■ AVAILABLE DATA ■
..........
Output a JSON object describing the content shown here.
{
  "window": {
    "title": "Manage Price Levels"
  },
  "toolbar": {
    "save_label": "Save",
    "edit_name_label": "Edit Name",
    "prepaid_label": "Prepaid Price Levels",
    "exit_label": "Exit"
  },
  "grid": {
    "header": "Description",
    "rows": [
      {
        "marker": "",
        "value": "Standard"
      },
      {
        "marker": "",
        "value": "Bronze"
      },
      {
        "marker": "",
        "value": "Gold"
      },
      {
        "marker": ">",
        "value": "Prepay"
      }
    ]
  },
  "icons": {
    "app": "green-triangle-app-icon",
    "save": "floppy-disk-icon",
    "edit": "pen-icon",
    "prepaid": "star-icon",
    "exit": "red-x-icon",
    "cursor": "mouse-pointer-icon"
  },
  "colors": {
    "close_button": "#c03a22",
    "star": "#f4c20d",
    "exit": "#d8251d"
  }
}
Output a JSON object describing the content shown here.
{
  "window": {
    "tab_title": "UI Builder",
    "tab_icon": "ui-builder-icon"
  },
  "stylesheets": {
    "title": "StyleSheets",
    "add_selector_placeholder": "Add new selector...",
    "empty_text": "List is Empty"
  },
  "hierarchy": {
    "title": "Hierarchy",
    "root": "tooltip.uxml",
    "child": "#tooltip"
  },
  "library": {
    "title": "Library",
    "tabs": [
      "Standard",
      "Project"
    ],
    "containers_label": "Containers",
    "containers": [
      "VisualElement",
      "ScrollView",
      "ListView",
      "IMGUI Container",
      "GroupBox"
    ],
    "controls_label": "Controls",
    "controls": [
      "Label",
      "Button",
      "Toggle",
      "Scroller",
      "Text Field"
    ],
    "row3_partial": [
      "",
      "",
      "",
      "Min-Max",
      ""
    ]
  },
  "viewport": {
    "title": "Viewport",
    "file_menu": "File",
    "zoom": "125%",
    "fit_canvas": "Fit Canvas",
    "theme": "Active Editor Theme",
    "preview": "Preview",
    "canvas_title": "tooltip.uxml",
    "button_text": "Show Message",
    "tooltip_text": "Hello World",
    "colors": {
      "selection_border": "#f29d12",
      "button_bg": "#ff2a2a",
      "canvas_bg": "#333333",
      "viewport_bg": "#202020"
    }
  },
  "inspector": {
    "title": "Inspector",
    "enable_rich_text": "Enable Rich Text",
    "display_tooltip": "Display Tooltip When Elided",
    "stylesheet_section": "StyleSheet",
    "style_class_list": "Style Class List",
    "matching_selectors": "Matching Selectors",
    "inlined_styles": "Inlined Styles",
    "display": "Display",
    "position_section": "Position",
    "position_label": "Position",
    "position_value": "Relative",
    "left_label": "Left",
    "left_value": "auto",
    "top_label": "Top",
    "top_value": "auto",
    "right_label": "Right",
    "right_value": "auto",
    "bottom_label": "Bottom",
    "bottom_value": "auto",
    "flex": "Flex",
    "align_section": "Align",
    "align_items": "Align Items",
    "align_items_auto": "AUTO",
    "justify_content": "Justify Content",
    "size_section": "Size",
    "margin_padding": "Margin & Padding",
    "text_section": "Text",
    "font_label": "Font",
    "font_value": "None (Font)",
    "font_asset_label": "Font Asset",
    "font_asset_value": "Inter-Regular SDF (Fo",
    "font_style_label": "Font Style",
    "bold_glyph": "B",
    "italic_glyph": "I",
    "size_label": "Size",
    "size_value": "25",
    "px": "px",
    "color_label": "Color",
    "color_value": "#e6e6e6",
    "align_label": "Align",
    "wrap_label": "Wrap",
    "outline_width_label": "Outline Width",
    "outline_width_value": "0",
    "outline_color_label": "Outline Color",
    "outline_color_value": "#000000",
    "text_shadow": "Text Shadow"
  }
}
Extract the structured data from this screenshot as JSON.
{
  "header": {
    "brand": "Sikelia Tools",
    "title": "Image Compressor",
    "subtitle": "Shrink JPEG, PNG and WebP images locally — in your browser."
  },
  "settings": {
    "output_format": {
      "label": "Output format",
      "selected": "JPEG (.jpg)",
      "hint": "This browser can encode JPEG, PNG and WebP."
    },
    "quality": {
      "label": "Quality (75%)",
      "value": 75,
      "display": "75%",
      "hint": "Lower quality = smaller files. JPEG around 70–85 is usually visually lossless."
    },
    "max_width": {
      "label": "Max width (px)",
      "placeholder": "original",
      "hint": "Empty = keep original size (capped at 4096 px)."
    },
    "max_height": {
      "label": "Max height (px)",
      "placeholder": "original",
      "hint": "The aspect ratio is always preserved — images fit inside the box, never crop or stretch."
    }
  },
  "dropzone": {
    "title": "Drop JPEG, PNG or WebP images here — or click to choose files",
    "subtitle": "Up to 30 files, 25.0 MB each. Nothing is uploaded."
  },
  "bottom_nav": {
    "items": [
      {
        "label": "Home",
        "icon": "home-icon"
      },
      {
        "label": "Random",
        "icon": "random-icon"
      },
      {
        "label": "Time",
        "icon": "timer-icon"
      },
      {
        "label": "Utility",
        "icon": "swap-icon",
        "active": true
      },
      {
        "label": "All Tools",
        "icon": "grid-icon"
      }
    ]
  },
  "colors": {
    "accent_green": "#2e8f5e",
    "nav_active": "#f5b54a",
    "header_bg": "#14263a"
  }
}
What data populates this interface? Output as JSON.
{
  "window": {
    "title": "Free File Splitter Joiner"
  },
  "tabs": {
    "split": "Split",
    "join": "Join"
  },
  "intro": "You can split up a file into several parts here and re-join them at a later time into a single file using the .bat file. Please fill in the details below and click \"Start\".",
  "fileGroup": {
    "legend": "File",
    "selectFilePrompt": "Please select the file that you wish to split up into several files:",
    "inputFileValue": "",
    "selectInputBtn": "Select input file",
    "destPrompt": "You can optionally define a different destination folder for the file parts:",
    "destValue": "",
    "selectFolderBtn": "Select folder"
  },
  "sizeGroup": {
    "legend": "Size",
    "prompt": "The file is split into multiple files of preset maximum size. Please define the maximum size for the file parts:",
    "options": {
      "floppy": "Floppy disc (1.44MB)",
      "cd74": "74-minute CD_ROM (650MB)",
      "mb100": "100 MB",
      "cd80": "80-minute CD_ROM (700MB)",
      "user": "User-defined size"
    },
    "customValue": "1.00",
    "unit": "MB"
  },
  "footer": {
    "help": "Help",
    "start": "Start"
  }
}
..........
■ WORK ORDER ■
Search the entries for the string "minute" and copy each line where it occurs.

■ RESULT OF THIS EXERCISE ■
      "cd74": "74-minute CD_ROM (650MB)",
      "cd80": "80-minute CD_ROM (700MB)",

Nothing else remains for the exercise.